Pot. Weed. Mary Jane. Whatever it’s called on the street, it has now been legal in Washington State for almost two years, and now you can buy it as if it were tobacco or alcohol. Legal pot sales began this morning in the Evergreen State, and shops opened as early as 8 am to long lines of waiting customers ready to make history, mellow history.
The reported cost of the first legal pot transaction in Washington State was two grams for $26.50. Some varieties can go for as much as $50 an ounce, well above the street price, but it’s legal, which changes the game entirely.
Legal Marijuana has been a long time coming, and Colorado, who began legal sales on January 1 of this year has already seen a major increase in state tax revenue. Washington brought in experts from Botec Analysis Corporation out of Massachusetts to aid them in figure out tax rates and to ensure proper collection. Officials are expecting huge tax windfalls. USA Today reports:
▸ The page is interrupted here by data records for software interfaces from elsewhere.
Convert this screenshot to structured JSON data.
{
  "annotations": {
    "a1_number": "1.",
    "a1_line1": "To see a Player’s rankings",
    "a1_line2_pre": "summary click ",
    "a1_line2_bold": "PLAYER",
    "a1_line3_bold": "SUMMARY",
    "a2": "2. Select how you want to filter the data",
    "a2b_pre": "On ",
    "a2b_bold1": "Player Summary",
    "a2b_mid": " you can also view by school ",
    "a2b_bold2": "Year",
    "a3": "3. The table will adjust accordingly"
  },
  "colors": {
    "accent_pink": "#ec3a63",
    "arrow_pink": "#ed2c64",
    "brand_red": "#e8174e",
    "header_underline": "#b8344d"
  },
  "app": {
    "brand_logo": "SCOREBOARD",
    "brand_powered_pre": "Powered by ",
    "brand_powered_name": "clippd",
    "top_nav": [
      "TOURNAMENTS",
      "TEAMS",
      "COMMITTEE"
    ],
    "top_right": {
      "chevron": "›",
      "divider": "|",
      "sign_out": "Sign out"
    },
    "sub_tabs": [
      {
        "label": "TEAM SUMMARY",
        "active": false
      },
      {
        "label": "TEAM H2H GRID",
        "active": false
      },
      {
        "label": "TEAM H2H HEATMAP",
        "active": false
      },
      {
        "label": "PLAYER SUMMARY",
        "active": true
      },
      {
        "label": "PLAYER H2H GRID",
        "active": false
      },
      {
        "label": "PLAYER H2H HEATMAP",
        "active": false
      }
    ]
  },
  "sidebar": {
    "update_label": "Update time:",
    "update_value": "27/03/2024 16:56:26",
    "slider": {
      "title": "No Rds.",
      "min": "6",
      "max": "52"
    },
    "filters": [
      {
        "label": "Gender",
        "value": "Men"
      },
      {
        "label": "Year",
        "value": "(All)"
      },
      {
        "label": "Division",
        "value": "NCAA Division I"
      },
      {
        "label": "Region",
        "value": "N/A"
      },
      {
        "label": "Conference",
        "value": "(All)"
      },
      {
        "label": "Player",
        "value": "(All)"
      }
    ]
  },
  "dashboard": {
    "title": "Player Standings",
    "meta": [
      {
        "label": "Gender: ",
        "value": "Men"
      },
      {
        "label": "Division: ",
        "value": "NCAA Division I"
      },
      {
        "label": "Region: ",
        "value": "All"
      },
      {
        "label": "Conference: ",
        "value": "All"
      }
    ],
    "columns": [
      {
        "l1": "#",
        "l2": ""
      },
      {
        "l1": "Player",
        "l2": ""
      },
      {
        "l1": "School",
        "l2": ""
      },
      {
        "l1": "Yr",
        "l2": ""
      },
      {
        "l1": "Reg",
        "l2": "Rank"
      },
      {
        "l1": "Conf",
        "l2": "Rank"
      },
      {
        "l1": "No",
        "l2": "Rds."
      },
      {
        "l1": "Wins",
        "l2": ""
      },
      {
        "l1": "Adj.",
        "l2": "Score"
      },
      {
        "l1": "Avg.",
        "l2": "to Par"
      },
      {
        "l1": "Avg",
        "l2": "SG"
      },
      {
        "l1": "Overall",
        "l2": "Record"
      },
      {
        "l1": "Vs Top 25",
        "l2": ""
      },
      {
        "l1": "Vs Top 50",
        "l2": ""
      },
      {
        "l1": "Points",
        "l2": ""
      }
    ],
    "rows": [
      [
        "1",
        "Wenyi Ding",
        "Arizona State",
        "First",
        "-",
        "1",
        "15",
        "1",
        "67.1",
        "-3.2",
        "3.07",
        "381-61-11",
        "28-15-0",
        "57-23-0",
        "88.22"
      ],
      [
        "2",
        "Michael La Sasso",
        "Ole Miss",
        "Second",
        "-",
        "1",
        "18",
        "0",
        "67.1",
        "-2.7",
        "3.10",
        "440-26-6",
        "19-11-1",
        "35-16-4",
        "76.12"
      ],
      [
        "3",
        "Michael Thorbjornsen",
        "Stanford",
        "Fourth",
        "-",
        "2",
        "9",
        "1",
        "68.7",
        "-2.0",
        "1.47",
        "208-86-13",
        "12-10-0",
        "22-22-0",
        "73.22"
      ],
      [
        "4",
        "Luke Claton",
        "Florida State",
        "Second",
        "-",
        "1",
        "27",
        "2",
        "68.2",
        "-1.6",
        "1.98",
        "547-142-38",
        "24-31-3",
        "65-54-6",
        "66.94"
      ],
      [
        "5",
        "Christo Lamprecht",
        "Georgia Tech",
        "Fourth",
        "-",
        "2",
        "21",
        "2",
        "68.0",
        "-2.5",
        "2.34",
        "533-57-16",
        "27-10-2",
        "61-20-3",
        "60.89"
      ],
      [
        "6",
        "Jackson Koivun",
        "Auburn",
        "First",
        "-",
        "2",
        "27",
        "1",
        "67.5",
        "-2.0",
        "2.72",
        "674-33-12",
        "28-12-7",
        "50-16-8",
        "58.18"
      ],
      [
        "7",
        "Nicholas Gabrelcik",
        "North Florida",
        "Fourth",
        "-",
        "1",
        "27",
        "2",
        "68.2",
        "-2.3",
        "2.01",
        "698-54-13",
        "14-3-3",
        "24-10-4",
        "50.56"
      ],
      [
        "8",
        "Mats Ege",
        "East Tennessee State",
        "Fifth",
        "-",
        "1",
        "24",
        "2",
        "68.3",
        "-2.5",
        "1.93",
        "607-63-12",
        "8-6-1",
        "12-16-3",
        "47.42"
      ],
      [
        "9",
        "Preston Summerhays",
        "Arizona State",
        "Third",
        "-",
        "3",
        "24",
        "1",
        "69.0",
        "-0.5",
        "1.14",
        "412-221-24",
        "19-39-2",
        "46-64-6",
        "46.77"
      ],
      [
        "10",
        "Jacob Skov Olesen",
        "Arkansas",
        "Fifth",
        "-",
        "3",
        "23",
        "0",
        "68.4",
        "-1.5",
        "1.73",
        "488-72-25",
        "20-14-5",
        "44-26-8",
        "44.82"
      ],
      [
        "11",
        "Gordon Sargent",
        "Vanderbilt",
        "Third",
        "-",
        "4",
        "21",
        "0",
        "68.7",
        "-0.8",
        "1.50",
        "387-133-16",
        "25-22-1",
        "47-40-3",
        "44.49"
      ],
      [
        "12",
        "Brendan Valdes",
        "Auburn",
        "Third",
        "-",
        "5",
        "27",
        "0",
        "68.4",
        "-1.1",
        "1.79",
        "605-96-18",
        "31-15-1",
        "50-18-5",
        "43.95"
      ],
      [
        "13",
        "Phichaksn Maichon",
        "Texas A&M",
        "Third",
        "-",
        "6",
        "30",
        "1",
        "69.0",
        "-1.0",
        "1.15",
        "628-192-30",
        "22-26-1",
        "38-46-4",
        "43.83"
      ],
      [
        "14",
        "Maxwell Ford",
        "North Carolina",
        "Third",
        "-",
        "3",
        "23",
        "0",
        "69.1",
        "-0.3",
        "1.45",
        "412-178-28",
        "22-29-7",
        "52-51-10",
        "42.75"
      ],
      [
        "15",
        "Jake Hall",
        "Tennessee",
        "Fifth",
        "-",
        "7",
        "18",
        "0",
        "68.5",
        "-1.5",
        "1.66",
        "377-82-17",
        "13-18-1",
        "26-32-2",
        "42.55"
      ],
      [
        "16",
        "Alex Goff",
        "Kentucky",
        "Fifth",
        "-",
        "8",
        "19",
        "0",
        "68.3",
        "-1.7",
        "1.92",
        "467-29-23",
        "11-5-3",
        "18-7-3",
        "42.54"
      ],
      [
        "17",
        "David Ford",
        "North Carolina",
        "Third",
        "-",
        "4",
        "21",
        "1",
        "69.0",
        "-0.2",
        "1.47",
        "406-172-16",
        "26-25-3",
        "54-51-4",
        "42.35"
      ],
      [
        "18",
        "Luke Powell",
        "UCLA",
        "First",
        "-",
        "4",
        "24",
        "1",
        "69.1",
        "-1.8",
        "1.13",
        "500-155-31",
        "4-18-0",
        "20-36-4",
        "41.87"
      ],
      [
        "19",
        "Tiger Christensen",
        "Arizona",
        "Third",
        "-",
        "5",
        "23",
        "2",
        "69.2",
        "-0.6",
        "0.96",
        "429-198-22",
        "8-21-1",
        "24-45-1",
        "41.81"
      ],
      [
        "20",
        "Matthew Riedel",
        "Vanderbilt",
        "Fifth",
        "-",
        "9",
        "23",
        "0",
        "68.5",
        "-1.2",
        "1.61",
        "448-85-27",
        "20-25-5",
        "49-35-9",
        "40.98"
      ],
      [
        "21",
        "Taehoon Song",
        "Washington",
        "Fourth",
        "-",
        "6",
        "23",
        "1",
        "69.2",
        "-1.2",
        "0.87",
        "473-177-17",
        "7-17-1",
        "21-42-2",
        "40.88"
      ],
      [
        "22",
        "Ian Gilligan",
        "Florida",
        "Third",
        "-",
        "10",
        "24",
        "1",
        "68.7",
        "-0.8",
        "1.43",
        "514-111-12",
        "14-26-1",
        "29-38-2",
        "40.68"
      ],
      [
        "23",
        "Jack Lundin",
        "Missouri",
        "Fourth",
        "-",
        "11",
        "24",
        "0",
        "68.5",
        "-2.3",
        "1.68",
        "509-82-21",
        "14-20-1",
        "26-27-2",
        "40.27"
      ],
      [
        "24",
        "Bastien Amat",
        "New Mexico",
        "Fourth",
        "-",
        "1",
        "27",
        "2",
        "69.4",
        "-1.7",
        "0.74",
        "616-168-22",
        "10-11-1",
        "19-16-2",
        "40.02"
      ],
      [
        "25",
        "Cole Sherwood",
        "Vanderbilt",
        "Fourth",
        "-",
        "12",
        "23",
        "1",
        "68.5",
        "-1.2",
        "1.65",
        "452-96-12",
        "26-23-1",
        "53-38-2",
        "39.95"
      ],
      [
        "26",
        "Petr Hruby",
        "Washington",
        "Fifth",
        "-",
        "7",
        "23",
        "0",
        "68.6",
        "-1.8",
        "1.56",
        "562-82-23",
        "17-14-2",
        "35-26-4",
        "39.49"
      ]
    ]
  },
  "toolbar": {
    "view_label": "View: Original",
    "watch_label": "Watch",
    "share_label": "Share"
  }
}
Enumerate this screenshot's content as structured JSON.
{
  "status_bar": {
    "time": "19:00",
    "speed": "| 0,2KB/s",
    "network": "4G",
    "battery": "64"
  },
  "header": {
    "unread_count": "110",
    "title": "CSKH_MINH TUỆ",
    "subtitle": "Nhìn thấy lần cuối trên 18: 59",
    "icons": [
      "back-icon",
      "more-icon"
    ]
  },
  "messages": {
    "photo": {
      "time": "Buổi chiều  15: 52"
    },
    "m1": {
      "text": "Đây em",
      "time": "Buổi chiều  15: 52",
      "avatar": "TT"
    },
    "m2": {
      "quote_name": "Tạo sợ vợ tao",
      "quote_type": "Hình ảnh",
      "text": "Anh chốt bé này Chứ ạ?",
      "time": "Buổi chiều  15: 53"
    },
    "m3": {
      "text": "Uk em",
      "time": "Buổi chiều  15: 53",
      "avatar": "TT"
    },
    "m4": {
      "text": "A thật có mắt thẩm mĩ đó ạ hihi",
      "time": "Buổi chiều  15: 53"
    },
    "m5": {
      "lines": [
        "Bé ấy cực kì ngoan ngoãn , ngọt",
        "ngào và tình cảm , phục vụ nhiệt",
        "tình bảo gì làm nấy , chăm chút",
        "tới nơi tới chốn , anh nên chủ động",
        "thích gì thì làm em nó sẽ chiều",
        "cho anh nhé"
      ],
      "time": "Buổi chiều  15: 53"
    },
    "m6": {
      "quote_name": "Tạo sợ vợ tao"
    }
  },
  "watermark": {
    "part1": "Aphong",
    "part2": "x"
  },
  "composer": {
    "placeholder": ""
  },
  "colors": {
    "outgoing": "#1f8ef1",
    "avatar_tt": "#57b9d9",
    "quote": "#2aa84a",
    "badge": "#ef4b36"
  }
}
Colorado already has collected more than $24 million in marijuana taxes and fees as residents and tourists buy pot at state-licensed stores. Washington expects to collect $190 million over the next four years, according to state projections.
According to the same article, the Washington State Liquor Control Board, who oversees the licensing and distribution of legal weed sales licenses, has issued 25 permits for shops around the state. A small team of 18 people approve the licenses–which come from well over 7,000 applications–and the state expects to approve 10-15 licenses a week going forward.
The next big issue to hit this groundbreaking process is supply and demand. Demand will always be there, but will the supply? Washingtonians have had 19 months to legally grow their marijuana, but will long lines of waiting smokers, as well as curious dabblers and those just wanting to be part of history smoke through that supply before more can be grown. We are still talking about a plant here.
According to an earlier USA Today story:
While 79 growers have been licensed since Initiative 502 won voter approval, most don’t expect to have their first shipment ready until late summer, the board said.
“Will there be shortages?” asks Randy Simmons, the board’s legal-pot project manager. “The answer to that is yes.”
As with all new processes, there will be bumps, and Washington State growers and sellers will find that things will get easier in time. As for now, today, marijuana is legal for sale in Washington and Colorado, and hopefully soon in the rest of the United States.
[Image Courtesy of the New York Post]